Record set Start Marker

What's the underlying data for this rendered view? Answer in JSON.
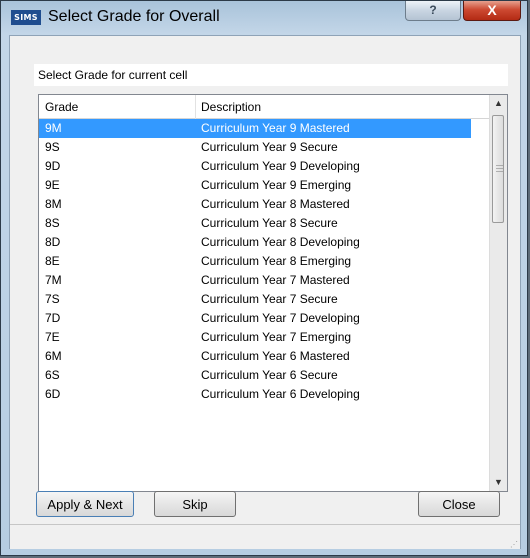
{
  "window": {
    "app_icon_text": "SIMS",
    "title": "Select Grade for Overall",
    "help_label": "?",
    "close_label": "X"
  },
  "dialog": {
    "subtitle": "Select Grade for current cell"
  },
  "list": {
    "columns": [
      "Grade",
      "Description"
    ],
    "selected_index": 0,
    "rows": [
      {
        "grade": "9M",
        "description": "Curriculum Year 9 Mastered"
      },
      {
        "grade": "9S",
        "description": "Curriculum Year 9 Secure"
      },
      {
        "grade": "9D",
        "description": "Curriculum Year 9 Developing"
      },
      {
        "grade": "9E",
        "description": "Curriculum Year 9 Emerging"
      },
      {
        "grade": "8M",
        "description": "Curriculum Year 8 Mastered"
      },
      {
        "grade": "8S",
        "description": "Curriculum Year 8 Secure"
      },
      {
        "grade": "8D",
        "description": "Curriculum Year 8 Developing"
      },
      {
        "grade": "8E",
        "description": "Curriculum Year 8 Emerging"
      },
      {
        "grade": "7M",
        "description": "Curriculum Year 7 Mastered"
      },
      {
        "grade": "7S",
        "description": "Curriculum Year 7 Secure"
      },
      {
        "grade": "7D",
        "description": "Curriculum Year 7 Developing"
      },
      {
        "grade": "7E",
        "description": "Curriculum Year 7 Emerging"
      },
      {
        "grade": "6M",
        "description": "Curriculum Year 6 Mastered"
      },
      {
        "grade": "6S",
        "description": "Curriculum Year 6 Secure"
      },
      {
        "grade": "6D",
        "description": "Curriculum Year 6 Developing"
      }
    ],
    "scroll_up_icon": "scroll-up-arrow",
    "scroll_down_icon": "scroll-down-arrow"
  },
  "buttons": {
    "apply_next": "Apply & Next",
    "skip": "Skip",
    "close": "Close"
  },
  "colors": {
    "selection": "#3399ff",
    "title_close": "#c8452f"
  }
}
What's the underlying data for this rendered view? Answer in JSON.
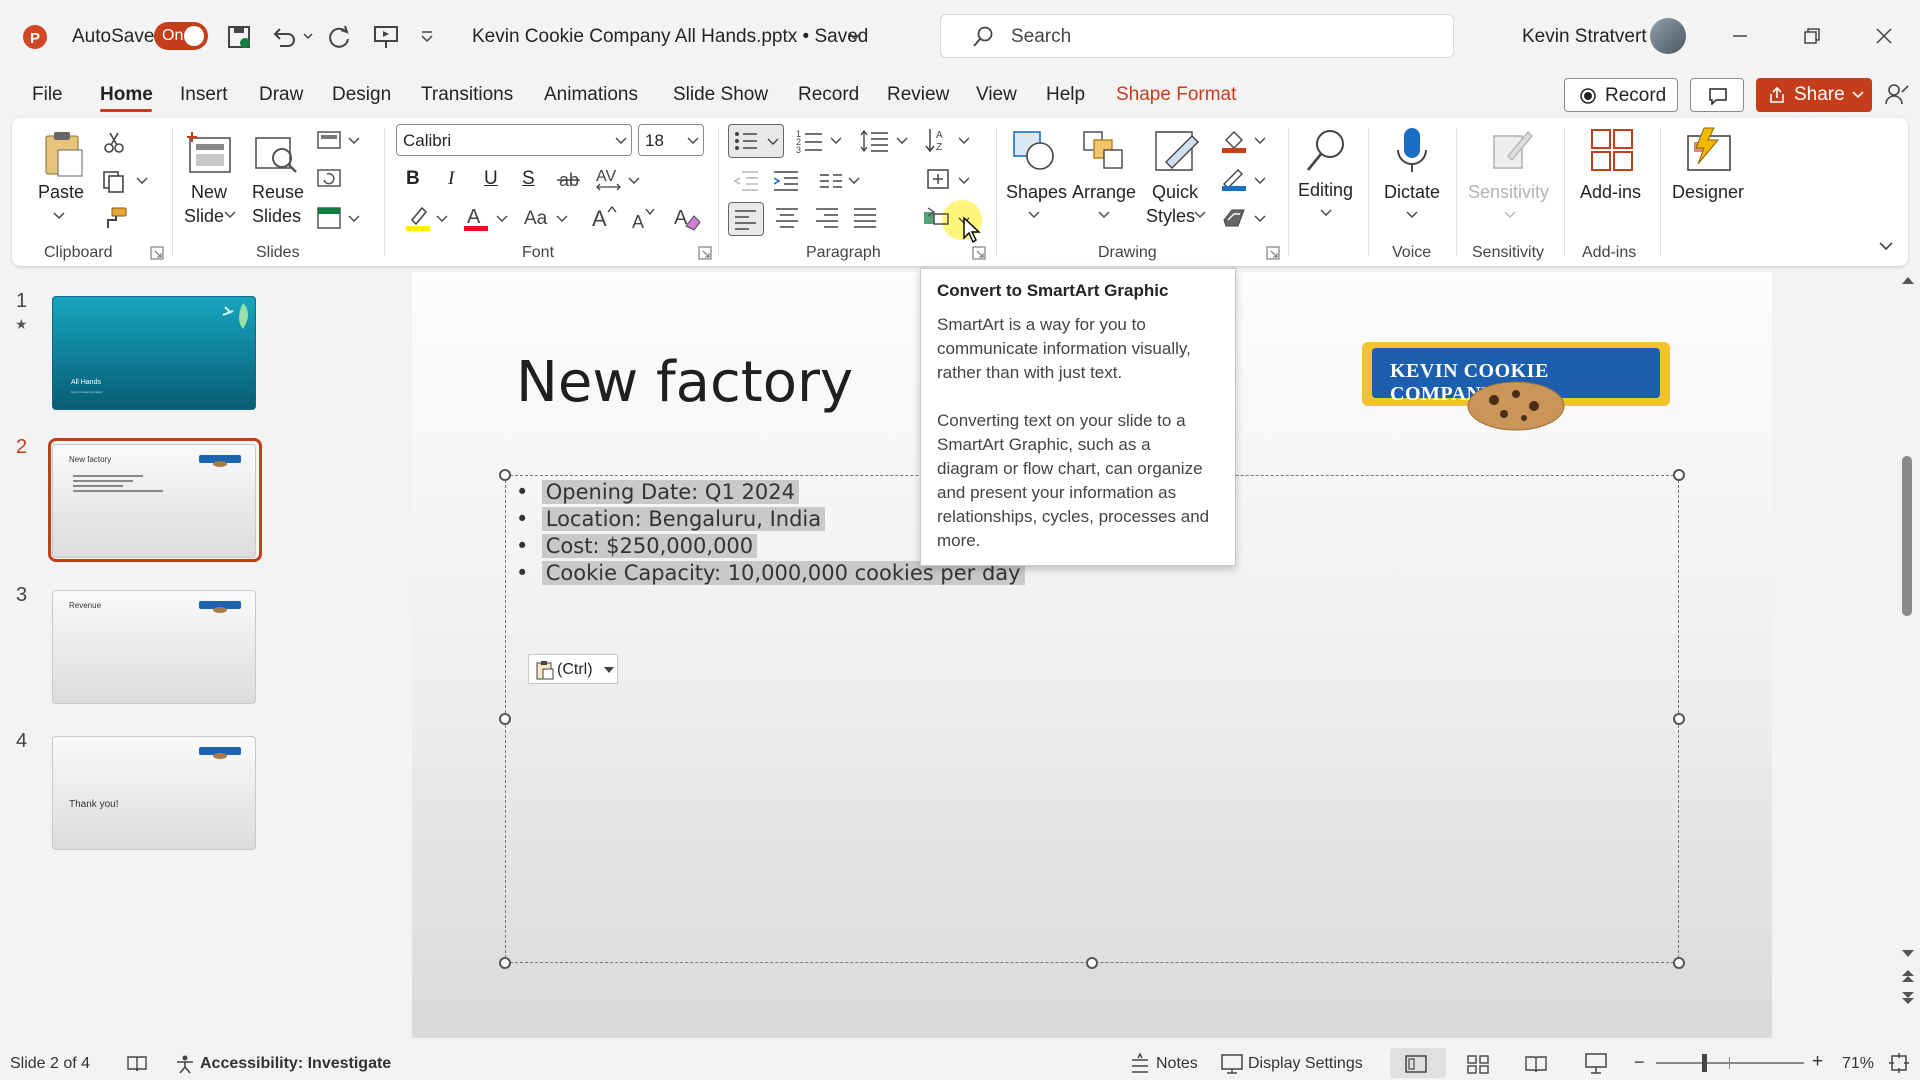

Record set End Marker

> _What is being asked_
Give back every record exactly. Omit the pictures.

> _Exercise solution_
What's the underlying data for this rendered view? Answer in JSON.
{
  "window": {
    "app_icon_text": "SIMS",
    "title": "Select Grade for Overall",
    "help_label": "?",
    "close_label": "X"
  },
  "dialog": {
    "subtitle": "Select Grade for current cell"
  },
  "list": {
    "columns": [
      "Grade",
      "Description"
    ],
    "selected_index": 0,
    "rows": [
      {
        "grade": "9M",
        "description": "Curriculum Year 9 Mastered"
      },
      {
        "grade": "9S",
        "description": "Curriculum Year 9 Secure"
      },
      {
        "grade": "9D",
        "description": "Curriculum Year 9 Developing"
      },
      {
        "grade": "9E",
        "description": "Curriculum Year 9 Emerging"
      },
      {
        "grade": "8M",
        "description": "Curriculum Year 8 Mastered"
      },
      {
        "grade": "8S",
        "description": "Curriculum Year 8 Secure"
      },
      {
        "grade": "8D",
        "description": "Curriculum Year 8 Developing"
      },
      {
        "grade": "8E",
        "description": "Curriculum Year 8 Emerging"
      },
      {
        "grade": "7M",
        "description": "Curriculum Year 7 Mastered"
      },
      {
        "grade": "7S",
        "description": "Curriculum Year 7 Secure"
      },
      {
        "grade": "7D",
        "description": "Curriculum Year 7 Developing"
      },
      {
        "grade": "7E",
        "description": "Curriculum Year 7 Emerging"
      },
      {
        "grade": "6M",
        "description": "Curriculum Year 6 Mastered"
      },
      {
        "grade": "6S",
        "description": "Curriculum Year 6 Secure"
      },
      {
        "grade": "6D",
        "description": "Curriculum Year 6 Developing"
      }
    ],
    "scroll_up_icon": "scroll-up-arrow",
    "scroll_down_icon": "scroll-down-arrow"
  },
  "buttons": {
    "apply_next": "Apply & Next",
    "skip": "Skip",
    "close": "Close"
  },
  "colors": {
    "selection": "#3399ff",
    "title_close": "#c8452f"
  }
}
What's the underlying data for this rendered view? Answer in JSON.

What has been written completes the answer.